> [TASK DATA]:
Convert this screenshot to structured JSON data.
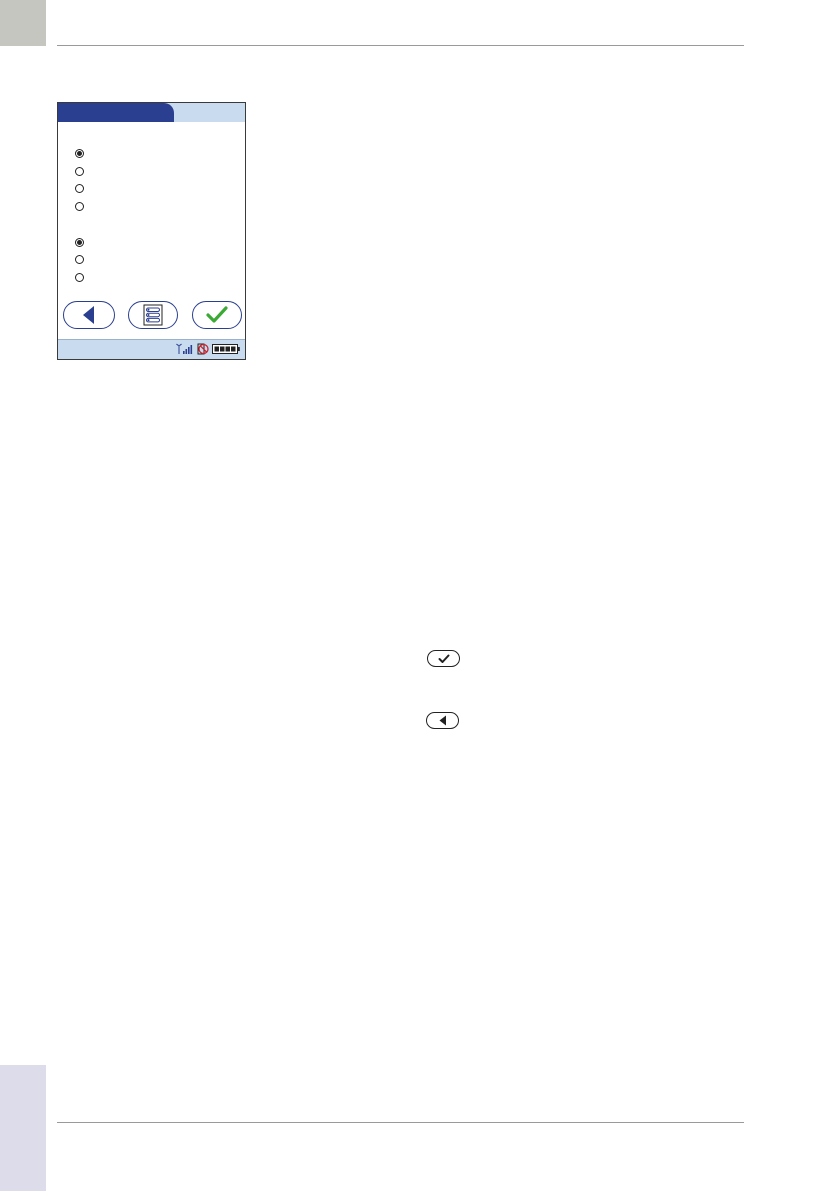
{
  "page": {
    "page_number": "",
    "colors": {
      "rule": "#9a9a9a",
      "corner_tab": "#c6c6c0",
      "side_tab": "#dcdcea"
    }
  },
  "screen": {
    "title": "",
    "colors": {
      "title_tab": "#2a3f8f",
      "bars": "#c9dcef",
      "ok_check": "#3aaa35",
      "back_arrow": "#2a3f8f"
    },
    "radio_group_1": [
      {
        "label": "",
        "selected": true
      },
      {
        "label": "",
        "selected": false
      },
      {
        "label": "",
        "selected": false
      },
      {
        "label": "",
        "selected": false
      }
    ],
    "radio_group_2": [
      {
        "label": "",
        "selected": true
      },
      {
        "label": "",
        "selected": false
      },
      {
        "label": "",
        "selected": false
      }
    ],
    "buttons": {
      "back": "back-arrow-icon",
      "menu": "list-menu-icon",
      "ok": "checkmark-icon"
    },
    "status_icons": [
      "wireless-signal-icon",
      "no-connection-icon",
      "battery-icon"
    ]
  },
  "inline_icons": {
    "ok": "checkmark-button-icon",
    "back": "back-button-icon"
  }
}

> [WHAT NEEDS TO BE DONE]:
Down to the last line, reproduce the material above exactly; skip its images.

> [RESULT OF THE TASK]:
Convert this screenshot to structured JSON data.
{
  "page": {
    "page_number": "",
    "colors": {
      "rule": "#9a9a9a",
      "corner_tab": "#c6c6c0",
      "side_tab": "#dcdcea"
    }
  },
  "screen": {
    "title": "",
    "colors": {
      "title_tab": "#2a3f8f",
      "bars": "#c9dcef",
      "ok_check": "#3aaa35",
      "back_arrow": "#2a3f8f"
    },
    "radio_group_1": [
      {
        "label": "",
        "selected": true
      },
      {
        "label": "",
        "selected": false
      },
      {
        "label": "",
        "selected": false
      },
      {
        "label": "",
        "selected": false
      }
    ],
    "radio_group_2": [
      {
        "label": "",
        "selected": true
      },
      {
        "label": "",
        "selected": false
      },
      {
        "label": "",
        "selected": false
      }
    ],
    "buttons": {
      "back": "back-arrow-icon",
      "menu": "list-menu-icon",
      "ok": "checkmark-icon"
    },
    "status_icons": [
      "wireless-signal-icon",
      "no-connection-icon",
      "battery-icon"
    ]
  },
  "inline_icons": {
    "ok": "checkmark-button-icon",
    "back": "back-button-icon"
  }
}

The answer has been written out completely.